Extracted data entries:
--------------------------------

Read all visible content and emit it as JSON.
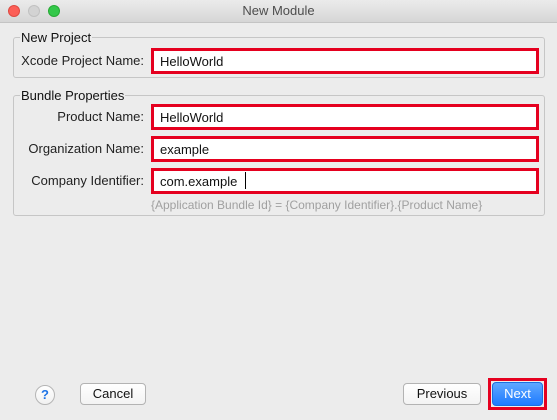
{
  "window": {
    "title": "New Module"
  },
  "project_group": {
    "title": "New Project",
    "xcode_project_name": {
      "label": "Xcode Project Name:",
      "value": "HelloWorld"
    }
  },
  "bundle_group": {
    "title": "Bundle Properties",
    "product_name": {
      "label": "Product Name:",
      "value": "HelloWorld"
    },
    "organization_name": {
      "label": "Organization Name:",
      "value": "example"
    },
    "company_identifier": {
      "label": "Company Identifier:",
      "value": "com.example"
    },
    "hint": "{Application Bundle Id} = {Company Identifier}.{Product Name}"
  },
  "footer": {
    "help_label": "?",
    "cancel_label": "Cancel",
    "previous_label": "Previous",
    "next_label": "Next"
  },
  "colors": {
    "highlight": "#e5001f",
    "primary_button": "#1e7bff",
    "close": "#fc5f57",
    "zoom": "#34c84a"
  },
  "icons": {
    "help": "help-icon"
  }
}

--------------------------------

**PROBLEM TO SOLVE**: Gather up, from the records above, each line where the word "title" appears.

**WRITTEN SOLUTION**:
    "title": "New Module"
    "title": "New Project",
    "title": "Bundle Properties",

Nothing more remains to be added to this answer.